WASHINGTON — U.S. Strategic Command is a global warfighting command whose mission areas include nuclear, global strike, space, cyber, missile defense and electronic warfare and more, and nuclear is the No. 1 priority, Stratcom Commander Air Force Gen. John E. Hyten said here today.
The general spoke during an event held at the Capitol Hill Club by the Mitchell Institute on space, nuclear and missile defense modernization.
Stratcom is the most global of all commands, Hyten told the audience. Its dominion stretches from under the sea to 2,300 miles above the earth, he said, and the 184,000 men and woman assigned and attached to the command are the best and brightest the nation has to offer.
"Peace is our profession," Hyten said, borrowing the Strategic Air Command's motto, adding that if an adversary crossed the line with the United States, "we will respond … with overwhelming power in a way that will ruin your day and make it so you will never attack United States of America. That is the ultimate strategic deterrent."
Hyten said his priorities for Stratcom are straightforward: provide strategic deterrence, if deterrence fails provide a decisive response, and do it with a resilient, trained and equipped force.
"Peace is our Profession' is the motto for all 184,000 people, and those priorities apply to every element of this command," the general said. "But nuclear is still the backbone, and it has to be our top priority."
Between 60 million and 80 million people were killed in World War II, or about 33,000 a day.

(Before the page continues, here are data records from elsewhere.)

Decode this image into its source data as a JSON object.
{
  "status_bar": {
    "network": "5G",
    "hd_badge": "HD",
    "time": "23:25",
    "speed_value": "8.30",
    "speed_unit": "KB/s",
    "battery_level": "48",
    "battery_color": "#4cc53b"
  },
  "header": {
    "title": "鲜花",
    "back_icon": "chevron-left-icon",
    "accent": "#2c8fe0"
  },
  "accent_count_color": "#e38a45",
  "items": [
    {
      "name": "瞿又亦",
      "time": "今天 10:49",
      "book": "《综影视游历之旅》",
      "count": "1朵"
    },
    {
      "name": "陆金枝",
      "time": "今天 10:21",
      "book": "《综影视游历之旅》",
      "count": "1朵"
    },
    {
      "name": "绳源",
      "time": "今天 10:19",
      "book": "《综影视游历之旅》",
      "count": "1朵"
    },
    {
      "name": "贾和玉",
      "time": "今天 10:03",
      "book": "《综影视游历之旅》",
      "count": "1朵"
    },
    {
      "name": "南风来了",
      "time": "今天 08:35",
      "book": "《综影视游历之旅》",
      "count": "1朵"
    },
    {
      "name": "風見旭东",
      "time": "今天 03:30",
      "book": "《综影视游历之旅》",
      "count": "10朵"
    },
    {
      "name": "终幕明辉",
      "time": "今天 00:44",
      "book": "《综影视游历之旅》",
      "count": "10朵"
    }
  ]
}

But over the decade-long experience in Vietnam, the nation lost 58,000 troops -- just two days of casualties in WWII, Hyten said.
"That's what our nuclear weapons have done for the world," he added. "They don't eliminate conflict -- conflict will exist as long as humans exist. But what they have done is kept major power conflict off the world stage. They've kept that huge death and destruction from happening when you have major power conflicts that get out of control. It's kept world wars from happening. That's the primary reason that we have to have nuclear weapons."
Modernizing the Triad
Hyten said people often ask him how the nation can afford to modernize all three legs of the nuclear triad. "The question you have to ask yourself is, how can you not afford to modernize the triad?" the general said.
Consider the intercontinental ballistic missile or the new program for the ground-based strategic deterrent, he said.
"Can you imagine a nuclear capability without the ICBM in the missile fields? That creates a huge targeting problem for our adversaries, because 400 separate ICBMs have to be targeted with multiple weapons at a time in the middle of the United States to defeat that threat," Hyten explained.
And even if an adversary managed to do that, the triad's most survivable element is the submarine force that is on alert every minute of every day, he said. And the most responsive element is the bomber force, which can be employed and called back, he noted. "It gives the United States the flexibility to deploy capabilities and recall them if needed," the general explained.
"But if you look at all those capabilities together," he said, "if we put all the modernization programs on the table, it adds up to a whole lot of money."
News outlets discuss the expense all the time, he said. "Pick a number that goes from $600 million to over $1 trillion over the next 30 years to modernize the capability," he said. "How much is that really?
"Overall, it's a little over 6 percent of our defense budget ... to somehow make sure that the world knows the nation is ready and you cannot attack the United States. We have to do that," Hyten said.